The texting ban has picked up momentum in Michigan recently because of publicity surrounding accidents caused by distracted driving. Police say a teenage driver killed in a January traffic accident in Ottawa County was exchanging text messages with his girlfriend, got distracted and crashed.

"People are becoming more aware about this issue," said Rep. Lee Gonzales, a Democrat from Flint and a supporter of a texting ban. "There’s a lot of attention placed on it."

The federal government has sought to crack down on distracted driving, urging states to adopt stringent laws against sending text messages from behind the wheel. More than half the states already have adopted measures that ban at least some drivers from texting. Several more are in the process of passing new laws addressing it.

Texting while driving is classified as a primary offense in at least 15 states.

According to the U.S. Transportation Department’s distraction.gov Web site, using a cell phone has the same affect on a driver’s reaction time as a blood alcohol concentration of .08 percent.

Obviously, texting while driving is a problem and needs to be curbed. But I think making it a primary violation instead of a secondary violation is bad policy for two reasons:

  • 1) Unless a person is dumb enough to hold his phone high enough so that the police can see that he is texting, police are going to be pulling over people for the act of peeking down, which could be for any number of reasons. Let’s face it, when you get a ticket, the real burden of proof won’t be on the officer to prove you were texting, but rather on you to prove you weren’t.  At least with speeding tickets, you had to actually, you know, speed. It will essentially become another way for municipalities to raise money, and without any real proof of a violation.
  • 2) If police can pull people over for peeking down, I can see TWD becoming the new “broken taillight” for pretextual traffic stops, sometimes referred to as “driving while black.” 

Feel free to disagree with me in the comments.

State senators postpone vote on text ban

LANSING, Mich. (AP) — The effort to ban the practice of texting while driving in Michigan might be hitting at least a temporary roadblock.

The Republican-led state Senate on Thursday postponed a scheduled vote on legislation that would have prohibited the use of cell phones to read or write texts or e-mails while driving. Republicans who run the chamber are still debating the legislation.

A key question is whether texting while driving would be considered a primary or secondary offense.

The Democrat-run House already has passed legislation that would make texting a secondary offense. That means police would need some other reason to pull motorists over before they could be cited for texting.

More than half the states have banned at least some drivers from texting while driving.

Marlinga will run for state Senate

Former Macomb County Prosecutor Carl Marlinga has announced his candidacy for the Michigan Senate.

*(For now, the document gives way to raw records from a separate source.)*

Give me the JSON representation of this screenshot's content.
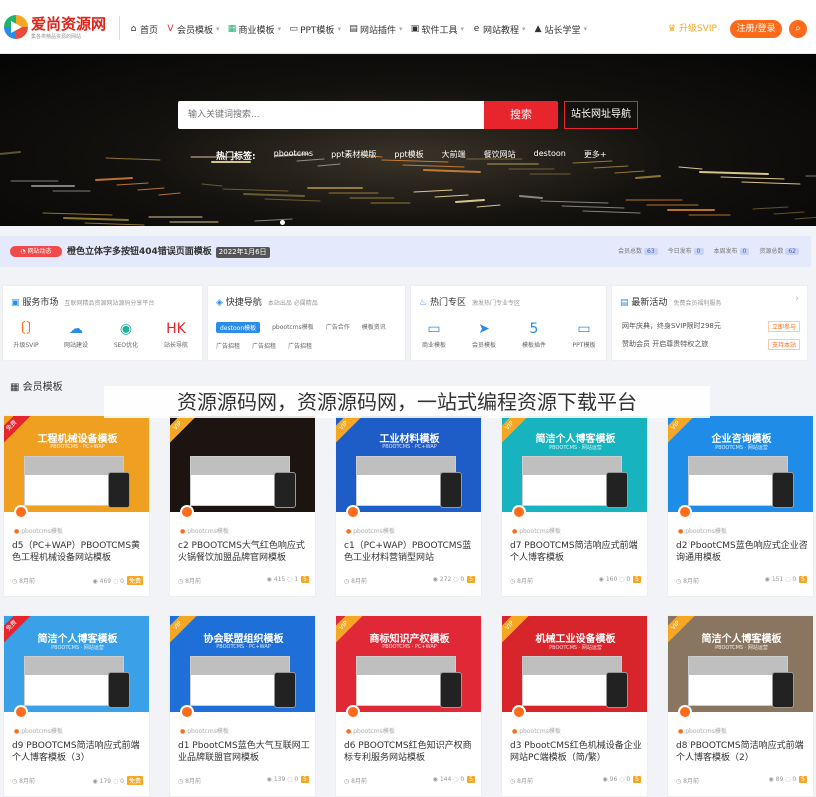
{
  "header": {
    "logo_title": "爱尚资源网",
    "logo_sub": "集各类精品资源的网站",
    "nav": [
      {
        "icon": "home-icon",
        "glyph": "⌂",
        "label": "首页",
        "color": "#333333"
      },
      {
        "icon": "vip-icon",
        "glyph": "V",
        "label": "会员模板",
        "color": "#e8242c"
      },
      {
        "icon": "grid-icon",
        "glyph": "▦",
        "label": "商业模板",
        "color": "#1fb36b"
      },
      {
        "icon": "monitor-icon",
        "glyph": "▭",
        "label": "PPT模板",
        "color": "#333333"
      },
      {
        "icon": "plugin-icon",
        "glyph": "▤",
        "label": "网站插件",
        "color": "#333333"
      },
      {
        "icon": "tool-icon",
        "glyph": "▣",
        "label": "软件工具",
        "color": "#333333"
      },
      {
        "icon": "e-icon",
        "glyph": "e",
        "label": "网站教程",
        "color": "#333333"
      },
      {
        "icon": "school-icon",
        "glyph": "▲",
        "label": "站长学堂",
        "color": "#333333"
      }
    ],
    "svip_label": "升级SVIP",
    "login_label": "注册/登录"
  },
  "hero": {
    "search_placeholder": "输入关键词搜索...",
    "search_button": "搜索",
    "nav_button": "站长网址导航",
    "hot_label": "热门标签:",
    "hot_tags": [
      "pbootcms",
      "ppt素材模版",
      "ppt模板",
      "大前端",
      "餐饮网站",
      "destoon",
      "更多+"
    ]
  },
  "notice": {
    "badge": "网站动态",
    "text": "橙色立体字多按钮404错误页面模板",
    "date": "2022年1月6日",
    "stats": [
      {
        "label": "会员总数",
        "value": "63"
      },
      {
        "label": "今日发布",
        "value": "0"
      },
      {
        "label": "本周发布",
        "value": "0"
      },
      {
        "label": "资源总数",
        "value": "62"
      }
    ]
  },
  "panels": {
    "service": {
      "title": "服务市场",
      "sub": "互联网精品资源网站源码分享平台",
      "items": [
        {
          "icon": "svip-icon",
          "glyph": "〔〕",
          "label": "升级SVIP",
          "color": "#ff6b1a"
        },
        {
          "icon": "cloud-icon",
          "glyph": "☁",
          "label": "网站建设",
          "color": "#2a8ee8"
        },
        {
          "icon": "seo-icon",
          "glyph": "◉",
          "label": "SEO优化",
          "color": "#1fb39a"
        },
        {
          "icon": "hk-icon",
          "glyph": "HK",
          "label": "站长导航",
          "color": "#e8242c"
        }
      ]
    },
    "quick": {
      "title": "快捷导航",
      "sub": "本站出品 必属精品",
      "tags": [
        "destoon模板",
        "pbootcms模板",
        "广告合作",
        "模板资讯",
        "广告招租",
        "广告招租",
        "广告招租"
      ]
    },
    "hot": {
      "title": "热门专区",
      "sub": "激发热门专业专区",
      "items": [
        {
          "icon": "laptop-icon",
          "glyph": "▭",
          "label": "商业模板",
          "color": "#2a8ee8"
        },
        {
          "icon": "send-icon",
          "glyph": "➤",
          "label": "会员模板",
          "color": "#2a8ee8"
        },
        {
          "icon": "html5-icon",
          "glyph": "5",
          "label": "模板插件",
          "color": "#2a8ee8"
        },
        {
          "icon": "monitor-icon",
          "glyph": "▭",
          "label": "PPT模板",
          "color": "#2a8ee8"
        }
      ]
    },
    "news": {
      "title": "最新活动",
      "sub": "免费会员福利服务",
      "rows": [
        {
          "text": "网年庆典，终身SVIP限时298元",
          "btn": "立即参与"
        },
        {
          "text": "赞助会员 开启尊贵特权之旅",
          "btn": "支持本站"
        }
      ]
    }
  },
  "section": {
    "title": "会员模板"
  },
  "overlay_text": "资源源码网，资源源码网，一站式编程资源下载平台",
  "cards": [
    {
      "ribbon": "免费",
      "ribbon_type": "free",
      "thumb_title": "工程机械设备模板",
      "thumb_sub": "PBOOTCMS · PC+WAP",
      "bg": "#f0a020",
      "category": "pbootcms模板",
      "title": "d5（PC+WAP）PBOOTCMS黄色工程机械设备网站模板",
      "date": "8月前",
      "views": "469",
      "comments": "0",
      "coin": "免费"
    },
    {
      "ribbon": "VIP",
      "ribbon_type": "vip",
      "thumb_title": "",
      "thumb_sub": "",
      "bg": "#1c1410",
      "category": "pbootcms模板",
      "title": "c2 PBOOTCMS大气红色响应式火锅餐饮加盟品牌官网模板",
      "date": "8月前",
      "views": "415",
      "comments": "1",
      "coin": "5"
    },
    {
      "ribbon": "VIP",
      "ribbon_type": "vip",
      "thumb_title": "工业材料模板",
      "thumb_sub": "PBOOTCMS · PC+WAP",
      "bg": "#1e5cc8",
      "category": "pbootcms模板",
      "title": "c1（PC+WAP）PBOOTCMS蓝色工业材料营销型网站",
      "date": "8月前",
      "views": "272",
      "comments": "0",
      "coin": "5"
    },
    {
      "ribbon": "VIP",
      "ribbon_type": "vip",
      "thumb_title": "简洁个人博客模板",
      "thumb_sub": "PBOOTCMS · 网站运营",
      "bg": "#17b3bf",
      "category": "pbootcms模板",
      "title": "d7 PBOOTCMS简洁响应式前端个人博客模板",
      "date": "8月前",
      "views": "160",
      "comments": "0",
      "coin": "5"
    },
    {
      "ribbon": "VIP",
      "ribbon_type": "vip",
      "thumb_title": "企业咨询模板",
      "thumb_sub": "PBOOTCMS · 网站运营",
      "bg": "#1f8de8",
      "category": "pbootcms模板",
      "title": "d2 PbootCMS蓝色响应式企业咨询通用模板",
      "date": "8月前",
      "views": "151",
      "comments": "0",
      "coin": "5"
    },
    {
      "ribbon": "免费",
      "ribbon_type": "free",
      "thumb_title": "简洁个人博客模板",
      "thumb_sub": "PBOOTCMS · 网站运营",
      "bg": "#3aa0e8",
      "category": "pbootcms模板",
      "title": "d9 PBOOTCMS简洁响应式前端个人博客模板（3）",
      "date": "8月前",
      "views": "179",
      "comments": "0",
      "coin": "免费"
    },
    {
      "ribbon": "VIP",
      "ribbon_type": "vip",
      "thumb_title": "协会联盟组织模板",
      "thumb_sub": "PBOOTCMS · PC+WAP",
      "bg": "#1e6fd8",
      "category": "pbootcms模板",
      "title": "d1 PbootCMS蓝色大气互联网工业品牌联盟官网模板",
      "date": "8月前",
      "views": "139",
      "comments": "0",
      "coin": "5"
    },
    {
      "ribbon": "VIP",
      "ribbon_type": "vip",
      "thumb_title": "商标知识产权模板",
      "thumb_sub": "PBOOTCMS · PC+WAP",
      "bg": "#e02836",
      "category": "pbootcms模板",
      "title": "d6 PBOOTCMS红色知识产权商标专利服务网站模板",
      "date": "8月前",
      "views": "144",
      "comments": "0",
      "coin": "5"
    },
    {
      "ribbon": "VIP",
      "ribbon_type": "vip",
      "thumb_title": "机械工业设备模板",
      "thumb_sub": "PBOOTCMS · 网站运营",
      "bg": "#d8252c",
      "category": "pbootcms模板",
      "title": "d3 PbootCMS红色机械设备企业网站PC端模板（简/繁）",
      "date": "8月前",
      "views": "96",
      "comments": "0",
      "coin": "5"
    },
    {
      "ribbon": "VIP",
      "ribbon_type": "vip",
      "thumb_title": "简洁个人博客模板",
      "thumb_sub": "PBOOTCMS · 网站运营",
      "bg": "#8a7660",
      "category": "pbootcms模板",
      "title": "d8 PBOOTCMS简洁响应式前端个人博客模板（2）",
      "date": "8月前",
      "views": "89",
      "comments": "0",
      "coin": "5"
    }
  ]
}
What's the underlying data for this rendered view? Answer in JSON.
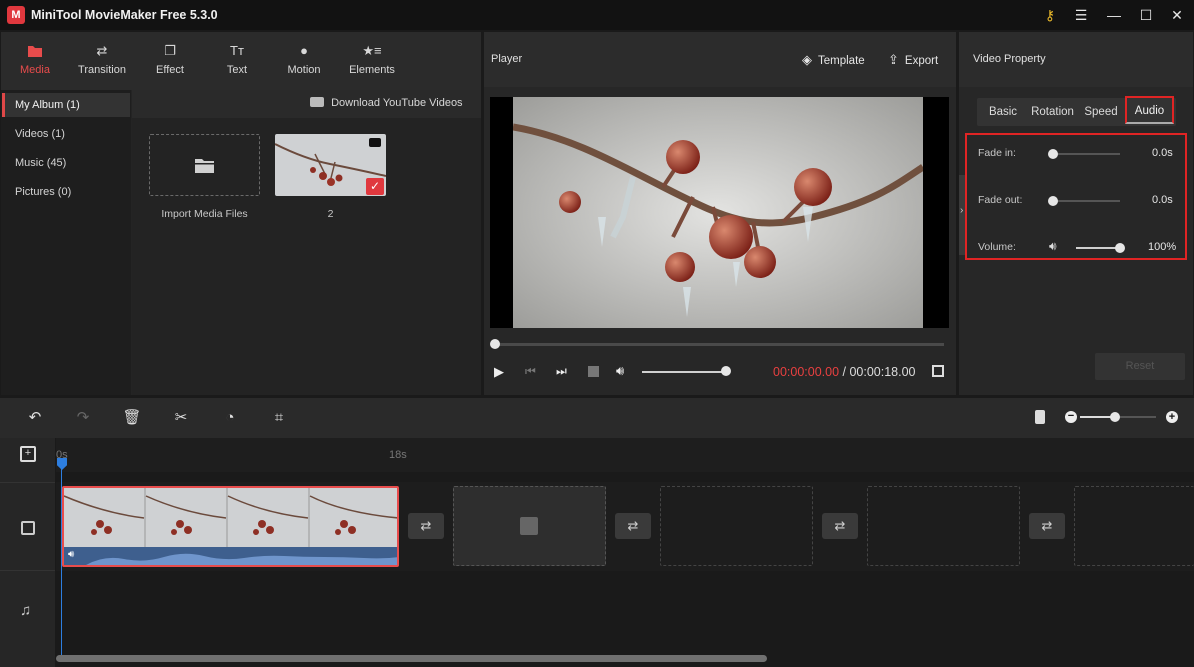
{
  "app": {
    "logo_letter": "M",
    "title": "MiniTool MovieMaker Free 5.3.0"
  },
  "window_controls": {
    "key": "⚷",
    "menu": "☰",
    "minimize": "—",
    "maximize": "☐",
    "close": "✕"
  },
  "media_tabs": [
    {
      "label": "Media",
      "icon": "folder-icon",
      "glyph": "▀"
    },
    {
      "label": "Transition",
      "icon": "transition-icon",
      "glyph": "⇄"
    },
    {
      "label": "Effect",
      "icon": "effect-icon",
      "glyph": "❐"
    },
    {
      "label": "Text",
      "icon": "text-icon",
      "glyph": "Tт"
    },
    {
      "label": "Motion",
      "icon": "motion-icon",
      "glyph": "●"
    },
    {
      "label": "Elements",
      "icon": "elements-icon",
      "glyph": "★≡"
    }
  ],
  "album": [
    {
      "label": "My Album (1)"
    },
    {
      "label": "Videos (1)"
    },
    {
      "label": "Music (45)"
    },
    {
      "label": "Pictures (0)"
    }
  ],
  "media": {
    "download_label": "Download YouTube Videos",
    "import_label": "Import Media Files",
    "clip_label": "2"
  },
  "player": {
    "title": "Player",
    "template_label": "Template",
    "export_label": "Export",
    "current_time": "00:00:00.00",
    "separator": " / ",
    "total_time": "00:00:18.00"
  },
  "property": {
    "title": "Video Property",
    "tabs": [
      "Basic",
      "Rotation",
      "Speed",
      "Audio"
    ],
    "fade_in_label": "Fade in:",
    "fade_in_value": "0.0s",
    "fade_out_label": "Fade out:",
    "fade_out_value": "0.0s",
    "volume_label": "Volume:",
    "volume_value": "100%",
    "reset_label": "Reset"
  },
  "timeline": {
    "ruler_start": "0s",
    "ruler_mark": "18s"
  },
  "colors": {
    "accent": "#e84c4c",
    "time_red": "#e84040",
    "highlight_box": "#e02424"
  }
}
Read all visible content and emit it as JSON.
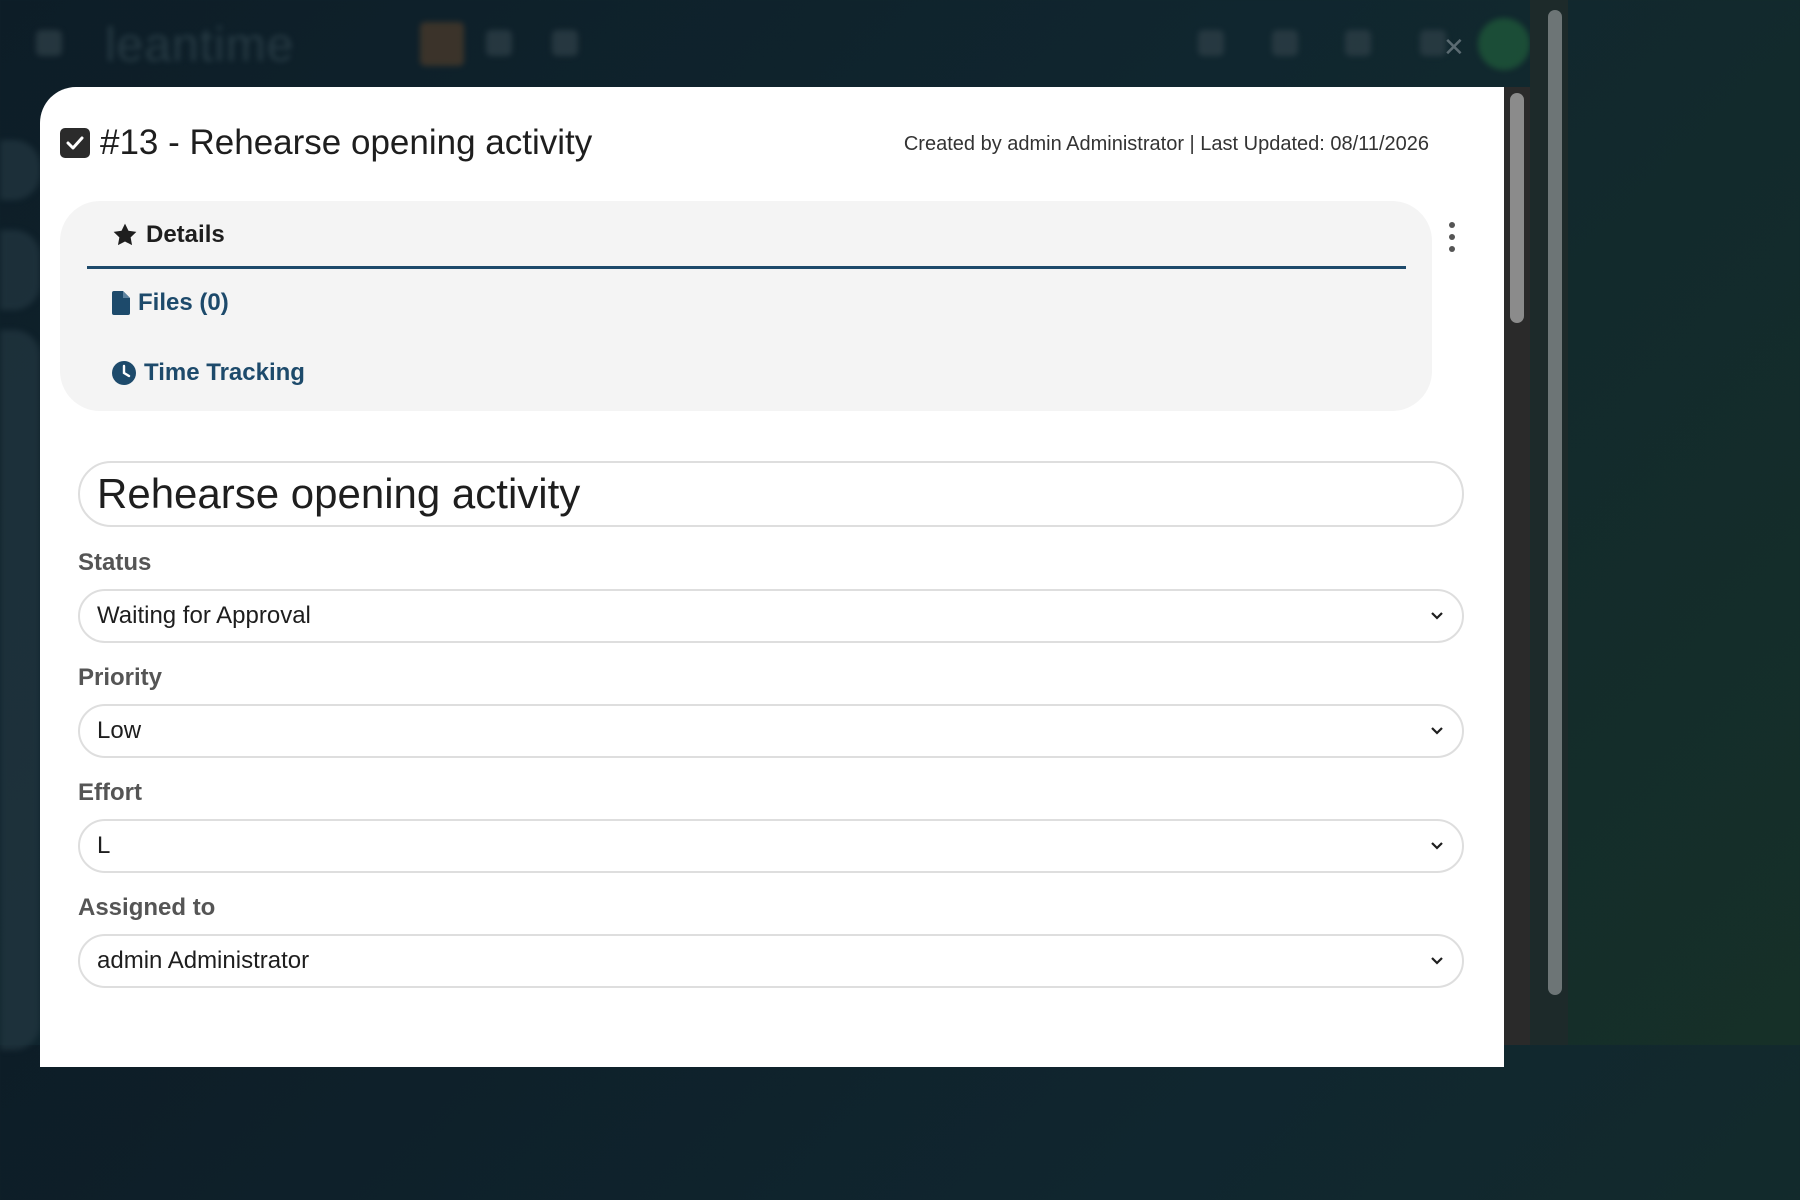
{
  "background": {
    "logo_text": "leantime"
  },
  "ticket": {
    "title": "#13 - Rehearse opening activity",
    "meta": "Created by admin Administrator | Last Updated: 08/11/2026",
    "name_value": "Rehearse opening activity"
  },
  "tabs": [
    {
      "label": "Details",
      "icon": "star-icon",
      "active": true
    },
    {
      "label": "Files (0)",
      "icon": "file-icon",
      "active": false
    },
    {
      "label": "Time Tracking",
      "icon": "clock-icon",
      "active": false
    }
  ],
  "fields": {
    "status": {
      "label": "Status",
      "value": "Waiting for Approval"
    },
    "priority": {
      "label": "Priority",
      "value": "Low"
    },
    "effort": {
      "label": "Effort",
      "value": "L"
    },
    "assigned": {
      "label": "Assigned to",
      "value": "admin Administrator"
    }
  },
  "colors": {
    "accent": "#1d4a6b",
    "text": "#1e1e1e",
    "label": "#555555"
  }
}
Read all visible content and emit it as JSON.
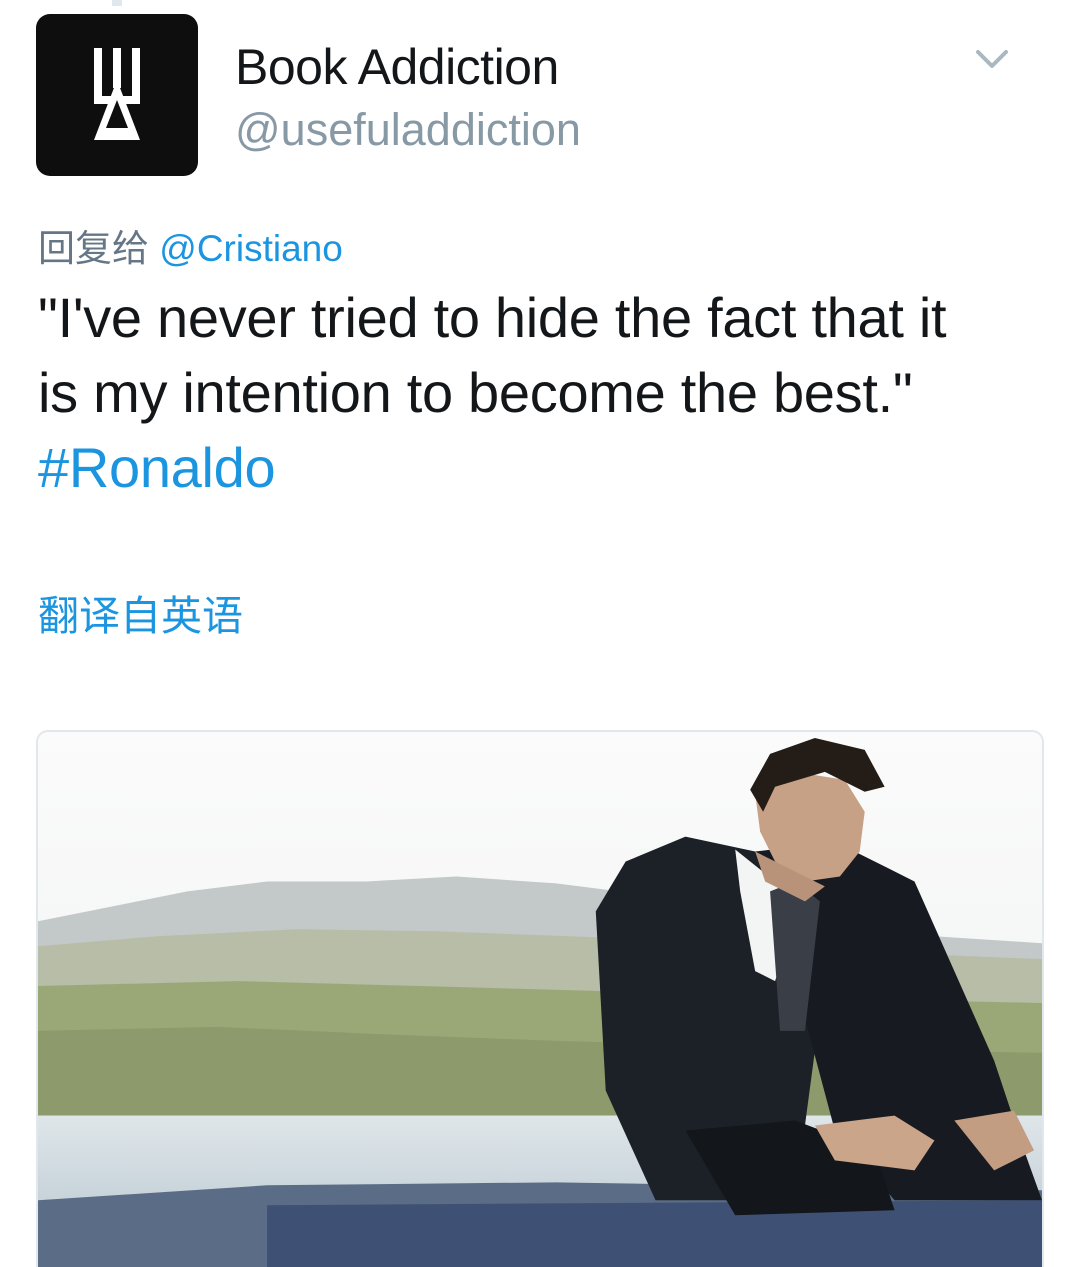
{
  "tweet": {
    "author": {
      "display_name": "Book Addiction",
      "handle": "@usefuladdiction",
      "avatar_icon": "book-addiction-logo-icon"
    },
    "menu_icon": "chevron-down-icon",
    "reply_to": {
      "prefix": "回复给",
      "mention": "@Cristiano"
    },
    "text_lines": [
      "\"I've never tried to hide the fact that it",
      "is my intention to become the best.\""
    ],
    "hashtag": "#Ronaldo",
    "translate_link": "翻译自英语"
  },
  "colors": {
    "link": "#1b95e0",
    "text": "#14171a",
    "secondary": "#8899a6",
    "avatar_bg": "#0e0e0e"
  }
}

The 62-year-old Sterling Heights Democrat filed for office yesterday morning. Marlinga is seeking to fill the District 10 seat currently held by term-limited Sen. Michael Switalski, D-Roseville.

Marlinga was Macomb County’s prosecutor for 20 years. He resigned shortly after an April 2004 federal indictment charged him with corruption. A jury acquitted him in September 2006 of accusations that he intervened in two criminal cases in exchange for campaign contributions for his unsuccessful 2002 congressional campaign.

In announcing his candidacy, Marlinga said he will create a Web site that will detail the facts about his acquittal.

What about his chances of striking political come-back gold? From The Detroit News

Joe Munem, a Macomb County political consultant who formerly worked in Warren Mayor Mark Steenbergh’s administration, said Marlinga is a “good guy” with name recognition, but his work as a defense attorney and former allegations of corruption could hurt his chances.

“I’ve never seen a politician who was charged with a crime and acquitted who has ever come back and been able to win an election,” said Munem. “He might prove me wrong and be the exception to what really has been the rule.”

Marlinga has been in private practice for the last few years.